Published online by Cambridge University Press: 11 November 2020
A leading scholar of Islamist militancy recently posed a blunt question: ‘Why is it that hunted terrorists spend time on poetry when they could be training?’ This is a powerfully pertinent question. The answer goes to the heart of the social dynamics, motivation and recruitment techniques of jihadist groups. I have written previously on the significance and functions of poetry in winning hearts and minds for the militant jihadist cause. This chapter departs from my previous research in that it focuses specifically on how and why contemporary jihadists use the Arab classical poetic tradition as a propaganda tool.

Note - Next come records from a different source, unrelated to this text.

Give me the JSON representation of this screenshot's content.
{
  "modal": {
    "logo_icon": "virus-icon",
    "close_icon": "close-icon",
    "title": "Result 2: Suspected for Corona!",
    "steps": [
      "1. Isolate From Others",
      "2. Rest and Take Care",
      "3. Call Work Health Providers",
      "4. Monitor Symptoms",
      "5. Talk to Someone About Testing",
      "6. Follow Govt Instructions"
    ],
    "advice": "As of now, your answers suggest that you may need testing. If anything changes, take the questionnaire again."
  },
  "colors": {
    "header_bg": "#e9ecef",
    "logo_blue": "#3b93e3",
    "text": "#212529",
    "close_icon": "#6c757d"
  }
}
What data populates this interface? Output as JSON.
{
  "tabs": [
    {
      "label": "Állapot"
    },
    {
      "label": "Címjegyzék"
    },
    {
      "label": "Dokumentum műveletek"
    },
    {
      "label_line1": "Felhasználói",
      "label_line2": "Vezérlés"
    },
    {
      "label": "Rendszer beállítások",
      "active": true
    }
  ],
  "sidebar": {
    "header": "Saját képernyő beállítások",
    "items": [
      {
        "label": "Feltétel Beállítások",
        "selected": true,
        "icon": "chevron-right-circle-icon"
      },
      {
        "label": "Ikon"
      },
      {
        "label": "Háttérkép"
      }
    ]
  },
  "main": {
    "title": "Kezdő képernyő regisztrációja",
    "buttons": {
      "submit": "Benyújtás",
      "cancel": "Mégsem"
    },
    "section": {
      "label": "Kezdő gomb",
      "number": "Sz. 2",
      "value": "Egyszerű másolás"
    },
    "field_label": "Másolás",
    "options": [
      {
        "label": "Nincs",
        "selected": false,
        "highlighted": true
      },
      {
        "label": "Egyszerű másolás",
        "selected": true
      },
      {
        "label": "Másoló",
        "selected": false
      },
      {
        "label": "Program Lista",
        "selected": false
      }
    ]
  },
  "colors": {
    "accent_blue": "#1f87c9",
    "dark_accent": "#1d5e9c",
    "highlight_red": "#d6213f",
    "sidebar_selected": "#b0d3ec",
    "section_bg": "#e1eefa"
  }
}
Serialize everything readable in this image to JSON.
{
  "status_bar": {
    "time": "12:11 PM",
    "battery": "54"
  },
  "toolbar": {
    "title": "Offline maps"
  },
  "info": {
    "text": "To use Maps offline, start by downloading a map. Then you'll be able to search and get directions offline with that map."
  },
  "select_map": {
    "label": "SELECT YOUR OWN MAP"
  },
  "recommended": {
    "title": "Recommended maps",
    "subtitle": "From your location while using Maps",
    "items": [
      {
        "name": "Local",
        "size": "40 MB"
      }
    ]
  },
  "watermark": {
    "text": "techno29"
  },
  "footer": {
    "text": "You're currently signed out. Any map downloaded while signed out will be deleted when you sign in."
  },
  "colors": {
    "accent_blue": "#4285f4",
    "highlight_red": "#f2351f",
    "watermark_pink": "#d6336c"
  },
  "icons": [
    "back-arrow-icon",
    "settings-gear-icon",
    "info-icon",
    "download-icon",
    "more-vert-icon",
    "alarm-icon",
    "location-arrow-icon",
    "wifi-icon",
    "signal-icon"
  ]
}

First, it is important to understand that poetry holds a revered position in Arab culture and that it enjoys widespread appeal in both popular and elite circles. Generally considered to be the oldest art form in the Arab world, poetry permeates all sectors of the social hierarchy and deals with a vast range of life's activities, from politics to pleasure, and from war to wisdom. Over the centuries it has been used widely not only to record history but also actively to shape it. In other words, more than simply reflecting the world we see, Arabic poetry has the capacity to influence how we view the world. Small wonder then that jihadist movements, both under the umbrella of what we now know as al-Qāʿida and of the so-called Islamic State, make liberal use of this vast and venerable resource. It is reasonably well known that leading jihadists penned their own poetry, including both the former and current global leaders of al-Qāʿida, Osama bin Laden (d. 2013) and Ayman al-Ẓawāhirī, as well as Abū Muṣʿab al-Zarqāwī (d. 2006), leader of al-Qāʿida in Iraq, the group that metamorphosed into Islamic State. What is less well explored is the way in which jihadists have drawn on the classical poetic heritage, even in poetry that has been deemed to be their own creation. This therefore is the focus of this chapter.
The incorporation of canonical texts from the classical poetic tradition into today's jihadist narratives mirrors the use of canonical religious texts. Both categories of text are ‘claimed’ and reinterpreted within contexts that buttress the ideals of modern militant jihad.